Over two decades ago, the trial of O.J. Simpson for the murder of Nicole Brown Simpson gained national attention and notoriety. The case, after many days of trial, resulted in a verdict of "not guilty" for O.J. Simpson. Since the case's conclusion, Simpson was held liable through a civil trial for the death of Nicole Brown Simpson. Later on, he was convicted of some other unrelated crimes in Nevada and is now being held in a correctional facility after being found guilty of those charges. Now, nearly two decades after the murder charges were placed against him, LAPD is examining new evidence that may be related to the trial.
Double Jeopardy, Dubious Evidence
The United States Constitution forbids a person to be tried more than once for a crime they were previously found "not guilty" for. Because of this, regardless of whether or not there is any connection found to the case upon examination of the knife, O.J. cannot face charges or another trial. The greatest potential effect from this evidence is tantamount to an "I told you so!" and nothing more.
The knife itself was found years ago, and given to a police officer who has since retired from the force. This happened in 2003. Now, just over a decade since the knife was given to the officer, the officer has decided to bring the knife to the LAPD for examination. The knife itself was allegedly found buried on the Simpson property, back 1998 but had only been brought to the officer after years had passed.
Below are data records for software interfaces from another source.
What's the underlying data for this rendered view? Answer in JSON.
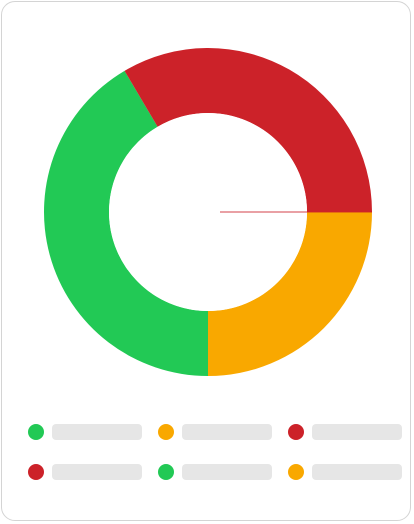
{
  "chart_data": {
    "type": "donut",
    "title": "",
    "series": [
      {
        "color": "#f9a800",
        "value": 25.0
      },
      {
        "color": "#22c955",
        "value": 41.5
      },
      {
        "color": "#cc2229",
        "value": 33.5
      }
    ],
    "sliver": {
      "color": "#cc2229",
      "value": 0.1
    },
    "legend": {
      "placement": "bottom",
      "entries": [
        {
          "color": "#22c955",
          "label": ""
        },
        {
          "color": "#f9a800",
          "label": ""
        },
        {
          "color": "#cc2229",
          "label": ""
        },
        {
          "color": "#cc2229",
          "label": ""
        },
        {
          "color": "#22c955",
          "label": ""
        },
        {
          "color": "#f9a800",
          "label": ""
        }
      ]
    }
  }
}
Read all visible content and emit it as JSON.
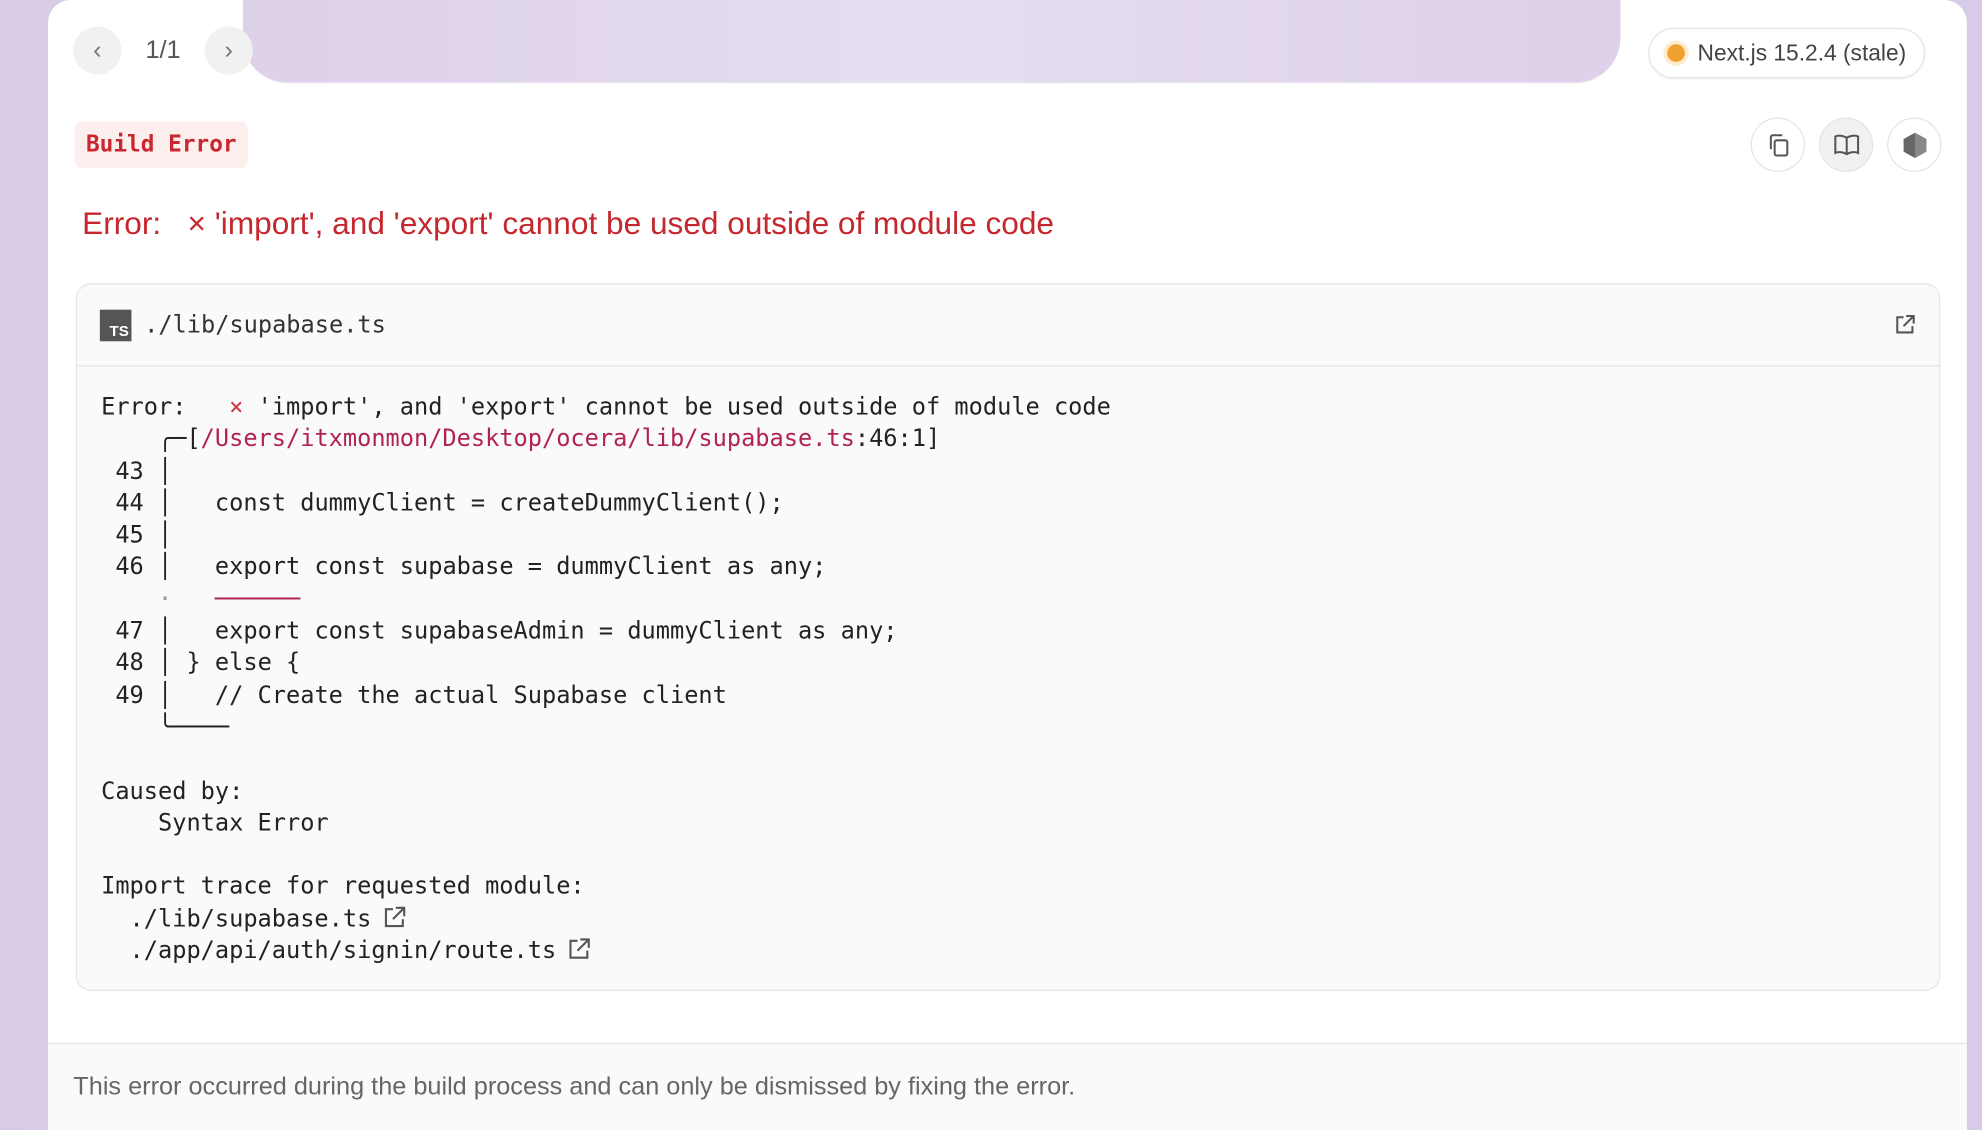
{
  "pager": {
    "label": "1/1"
  },
  "version": {
    "label": "Next.js 15.2.4 (stale)",
    "dot_color": "#f0a030"
  },
  "badge": {
    "label": "Build Error"
  },
  "toolbar": {
    "icons": [
      "copy-icon",
      "docs-book-icon",
      "nextjs-hexagon-icon"
    ]
  },
  "error_title": {
    "prefix": "Error:",
    "mark": "×",
    "message": "'import', and 'export' cannot be used outside of module code"
  },
  "card": {
    "filename": "./lib/supabase.ts",
    "file_type": "TS",
    "error_line": {
      "prefix": "Error:   ",
      "mark": "×",
      "message": " 'import', and 'export' cannot be used outside of module code"
    },
    "location": {
      "open": "    ╭─[",
      "path": "/Users/itxmonmon/Desktop/ocera/lib/supabase.ts",
      "pos": ":46:1]"
    },
    "lines": [
      {
        "n": " 43 │",
        "code": ""
      },
      {
        "n": " 44 │",
        "code": "   const dummyClient = createDummyClient();"
      },
      {
        "n": " 45 │",
        "code": ""
      },
      {
        "n": " 46 │",
        "code": "   export const supabase = dummyClient as any;"
      }
    ],
    "marker": {
      "dot": "    ·",
      "underline": "   ──────"
    },
    "lines2": [
      {
        "n": " 47 │",
        "code": "   export const supabaseAdmin = dummyClient as any;"
      },
      {
        "n": " 48 │",
        "code": " } else {"
      },
      {
        "n": " 49 │",
        "code": "   // Create the actual Supabase client"
      }
    ],
    "close": "    ╰────",
    "caused_by_label": "Caused by:",
    "caused_by": "    Syntax Error",
    "trace_label": "Import trace for requested module:",
    "trace": [
      "  ./lib/supabase.ts",
      "  ./app/api/auth/signin/route.ts"
    ]
  },
  "footer": {
    "text": "This error occurred during the build process and can only be dismissed by fixing the error."
  }
}
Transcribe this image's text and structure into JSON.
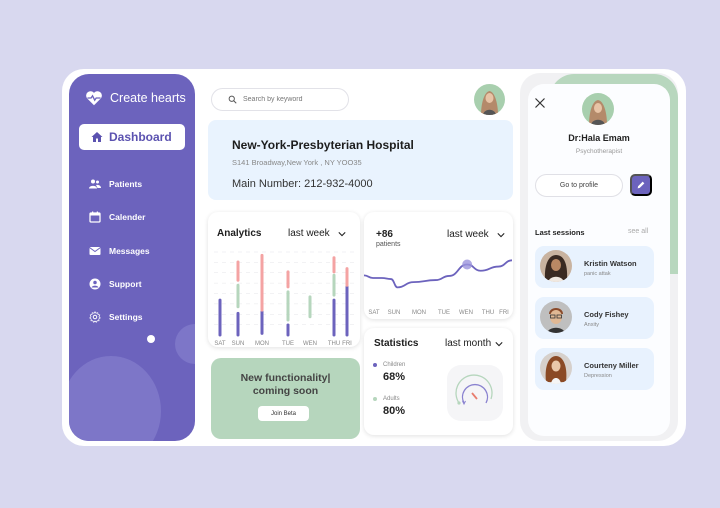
{
  "brand": {
    "name": "Create hearts",
    "icon": "heart-pulse-icon"
  },
  "sidebar": {
    "active": {
      "label": "Dashboard",
      "icon": "home-icon"
    },
    "items": [
      {
        "label": "Patients",
        "icon": "users-icon"
      },
      {
        "label": "Calender",
        "icon": "calendar-icon"
      },
      {
        "label": "Messages",
        "icon": "mail-icon"
      },
      {
        "label": "Support",
        "icon": "user-circle-icon"
      },
      {
        "label": "Settings",
        "icon": "gear-icon"
      }
    ]
  },
  "search": {
    "placeholder": "Search by keyword",
    "value": ""
  },
  "hospital": {
    "name": "New-York-Presbyterian Hospital",
    "address": "S141 Broadway,New York , NY YOO35",
    "phone": "Main Number: 212-932-4000"
  },
  "analytics": {
    "title": "Analytics",
    "period": "last week",
    "days": [
      "SAT",
      "SUN",
      "MON",
      "TUE",
      "WEN",
      "THU",
      "FRI"
    ]
  },
  "patients_card": {
    "value": "+86",
    "label": "patients",
    "period": "last week",
    "days": [
      "SAT",
      "SUN",
      "MON",
      "TUE",
      "WEN",
      "THU",
      "FRI"
    ]
  },
  "statistics": {
    "title": "Statistics",
    "period": "last month",
    "items": [
      {
        "label": "Children",
        "value": "68%",
        "color": "#6c63bd"
      },
      {
        "label": "Adults",
        "value": "80%",
        "color": "#b6d6bd"
      }
    ]
  },
  "promo": {
    "line1": "New functionality|",
    "line2": "coming soon",
    "button": "Join Beta"
  },
  "doctor": {
    "name": "Dr:Hala Emam",
    "role": "Psychotherapist",
    "profile_button": "Go to profile"
  },
  "sessions": {
    "title": "Last sessions",
    "see_all": "see all",
    "items": [
      {
        "name": "Kristin Watson",
        "tag": "panic attak"
      },
      {
        "name": "Cody Fishey",
        "tag": "Anxity"
      },
      {
        "name": "Courteny Miller",
        "tag": "Depression"
      }
    ]
  },
  "colors": {
    "primary": "#6c63bd",
    "green": "#b6d6bd",
    "pink": "#f4a3a3",
    "light_blue": "#e8f2fe",
    "background": "#d8d8ef"
  },
  "chart_data": [
    {
      "type": "bar",
      "title": "Analytics",
      "categories": [
        "SAT",
        "SUN",
        "MON",
        "TUE",
        "WEN",
        "THU",
        "FRI"
      ],
      "ylim": [
        0,
        100
      ],
      "series": [
        {
          "name": "purple",
          "color": "#6c63bd",
          "ranges": [
            [
              0,
              42
            ],
            [
              0,
              26
            ],
            [
              2,
              28
            ],
            [
              0,
              12
            ],
            null,
            [
              0,
              42
            ],
            [
              0,
              58
            ]
          ]
        },
        {
          "name": "green",
          "color": "#b6d6bd",
          "ranges": [
            null,
            [
              34,
              60
            ],
            [
              null
            ],
            [
              18,
              52
            ],
            [
              22,
              46
            ],
            [
              48,
              72
            ],
            null
          ]
        },
        {
          "name": "pink",
          "color": "#f4a3a3",
          "ranges": [
            null,
            [
              66,
              88
            ],
            [
              30,
              96
            ],
            [
              58,
              76
            ],
            null,
            [
              76,
              93
            ],
            [
              60,
              80
            ]
          ]
        }
      ]
    },
    {
      "type": "line",
      "title": "+86 patients",
      "categories": [
        "SAT",
        "SUN",
        "MON",
        "TUE",
        "WEN",
        "THU",
        "FRI"
      ],
      "x": [
        0,
        0.4,
        0.8,
        1.2,
        1.5,
        2.2,
        3.2,
        3.8,
        4.6,
        5.2,
        6.0,
        6.6
      ],
      "y": [
        55,
        50,
        50,
        48,
        32,
        42,
        46,
        54,
        76,
        64,
        72,
        84
      ],
      "ylim": [
        0,
        100
      ],
      "highlight_index": 8
    }
  ]
}
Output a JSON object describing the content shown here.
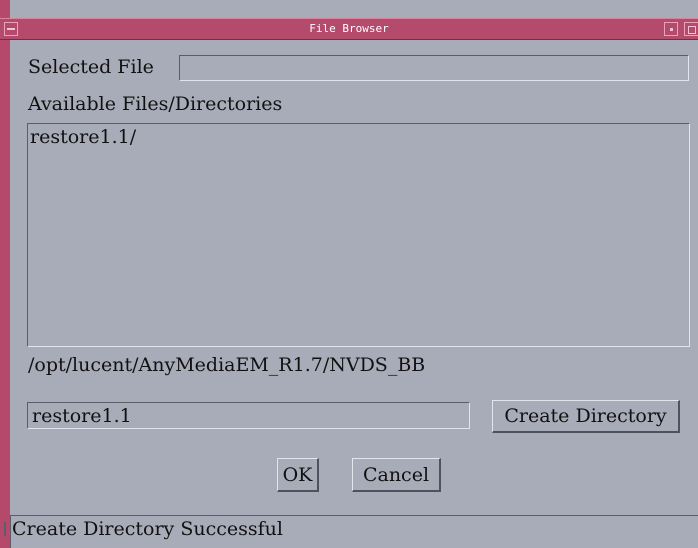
{
  "window": {
    "title": "File Browser"
  },
  "selected_file": {
    "label": "Selected File",
    "value": ""
  },
  "files": {
    "label": "Available Files/Directories",
    "items": [
      "restore1.1/"
    ]
  },
  "current_path": "/opt/lucent/AnyMediaEM_R1.7/NVDS_BB",
  "directory_name": {
    "value": "restore1.1"
  },
  "buttons": {
    "create_directory": "Create Directory",
    "ok": "OK",
    "cancel": "Cancel"
  },
  "status": "Create Directory Successful",
  "colors": {
    "titlebar": "#b44a6c",
    "background": "#a8abb8"
  }
}
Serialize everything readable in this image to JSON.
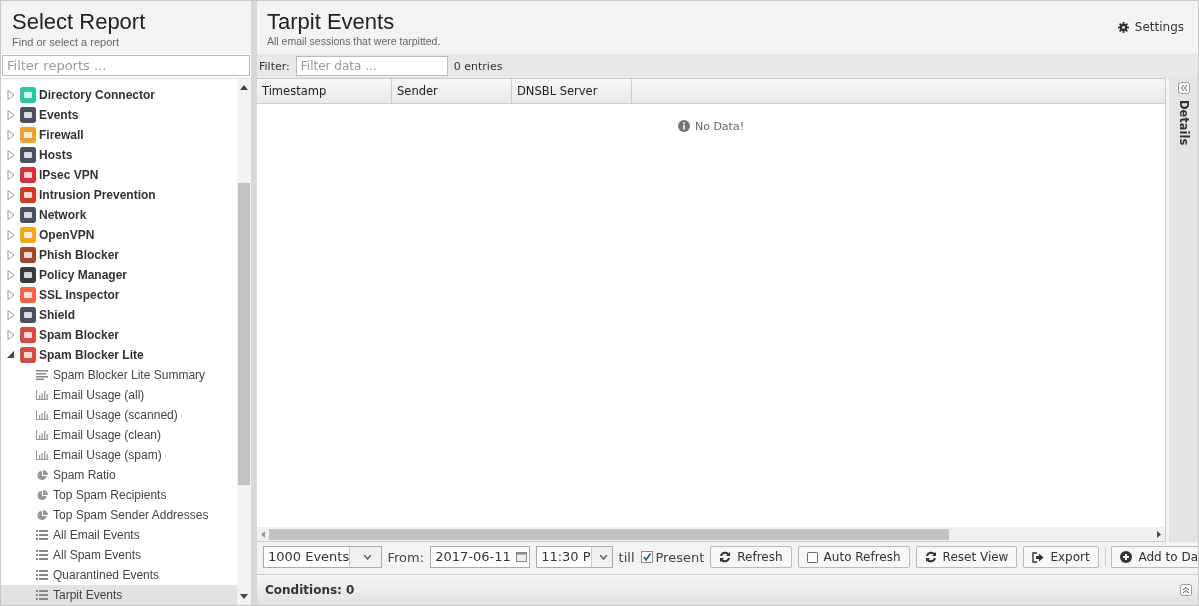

The officer has since retired and has just recently brought the knife to anyone's attention.
The O.J. Simpson investigation and trial have recently been revisited through the lens of a dramatic re-telling in the FX series "American Crime Story: The People vs O.J. Simpson." The timing of the knife's emergence seems a little convenient given the current popularity of the series, and the case itself. The knife will, nonetheless, be tested by LAPD for any trace evidence of DNA or connection to the murders.
What Will A Connection Mean?
Although O.J. Simpson himself was not convicted for the murders, the "not guilty" verdict, and the double jeopardy doctrine only holds at the state level. In essence, he cannot be tried again in the State of California, however, if it is decided that his case should move to the federal level, he may face a trial once more under the doctrine of "dual sovereignty." Because the States of the Union govern themselves, most criminal cases are heard at the State level, but if the Federal government deems it necessary to involve itself in a case, defendants may see their crimes heard both at the State level and the Federal level. If a connection to the murders is found from the knife, O.J. Simpson may end up with a new trial at the Federal level, in spite of his "not guilty" verdict in California.